Astronomy textbooks typically present galaxies as staid, solitary, and majestic island worlds of glittering stars.
But galaxies have a dynamical side. They have close encounters that sometimes end in grand mergers and overflowing sites of new star birth as the colliding galaxies morph into wondrous new shapes.
Today, in celebration of the Hubble Space Telescope's 18th launch anniversary, 59 views of colliding galaxies constitute the largest collection of Hubble images ever released to the public. This new Hubble atlas dramatically illustrates how galaxy collisions produce a remarkable variety of intricate structures in never-before-seen detail.
Astronomers estimate that only one out of one thousand galaxies in the nearby universe in the act of colliding. However, galaxy mergers were much more common long ago when they were closer together, because the expanding universe was smaller. Astronomers study how gravity choreographs their motions in the game of celestial bumper cars and try to observe them in action.

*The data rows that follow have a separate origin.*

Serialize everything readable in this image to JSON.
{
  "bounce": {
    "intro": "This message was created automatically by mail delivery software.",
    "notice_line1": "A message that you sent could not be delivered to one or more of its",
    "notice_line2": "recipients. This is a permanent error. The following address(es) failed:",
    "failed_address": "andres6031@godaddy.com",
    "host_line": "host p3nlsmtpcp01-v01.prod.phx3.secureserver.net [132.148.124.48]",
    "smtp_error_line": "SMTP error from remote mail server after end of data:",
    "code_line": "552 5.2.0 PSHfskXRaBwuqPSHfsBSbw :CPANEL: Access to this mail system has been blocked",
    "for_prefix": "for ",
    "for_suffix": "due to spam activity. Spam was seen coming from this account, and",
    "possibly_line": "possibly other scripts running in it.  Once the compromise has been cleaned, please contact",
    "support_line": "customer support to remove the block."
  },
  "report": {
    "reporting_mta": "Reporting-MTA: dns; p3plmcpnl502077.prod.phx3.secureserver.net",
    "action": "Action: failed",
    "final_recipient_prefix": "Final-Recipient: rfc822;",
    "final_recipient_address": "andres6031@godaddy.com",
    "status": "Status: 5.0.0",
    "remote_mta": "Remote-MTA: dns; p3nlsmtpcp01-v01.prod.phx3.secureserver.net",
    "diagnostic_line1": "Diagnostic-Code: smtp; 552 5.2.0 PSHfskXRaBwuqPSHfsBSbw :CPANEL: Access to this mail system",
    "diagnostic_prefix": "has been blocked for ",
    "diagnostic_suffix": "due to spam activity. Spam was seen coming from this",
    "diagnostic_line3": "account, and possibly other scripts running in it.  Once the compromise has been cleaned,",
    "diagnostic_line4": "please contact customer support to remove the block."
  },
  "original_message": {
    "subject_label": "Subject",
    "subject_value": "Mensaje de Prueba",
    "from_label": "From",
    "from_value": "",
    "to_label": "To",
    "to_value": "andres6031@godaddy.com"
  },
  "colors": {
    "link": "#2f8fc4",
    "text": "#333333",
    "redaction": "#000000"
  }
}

For all their violence, galactic smash-ups take place at a glacial rate by human standards - timescales on the order of several hundred million years. The images in the Hubble atlas capture snapshots of the various merging galaxies at various stages in their collision.
Most of the 59 new Hubble images are part of a large investigation of luminous and ultra- luminous infrared galaxies called the GOALS project (Great Observatories All-sky LIRG Survey). This survey combines observations from Hubble, NASA's Spitzer Space Telescope, NASA's Chandra X-ray Observatory, and NASA's Galaxy Evolution Explorer. The majority of the Hubble observations are led by Aaron S. Evans of the University of Virginia, Charlottesville, the National Radio Astronomy Observatory, and Stony Brook University.
For more information, contact:
Space Telescope Science Institute, Baltimore, Md.
Lars Lindberg Christensen
Hubble/ESA, Garching, Germany
University of Virginia, Charlottesville, Va.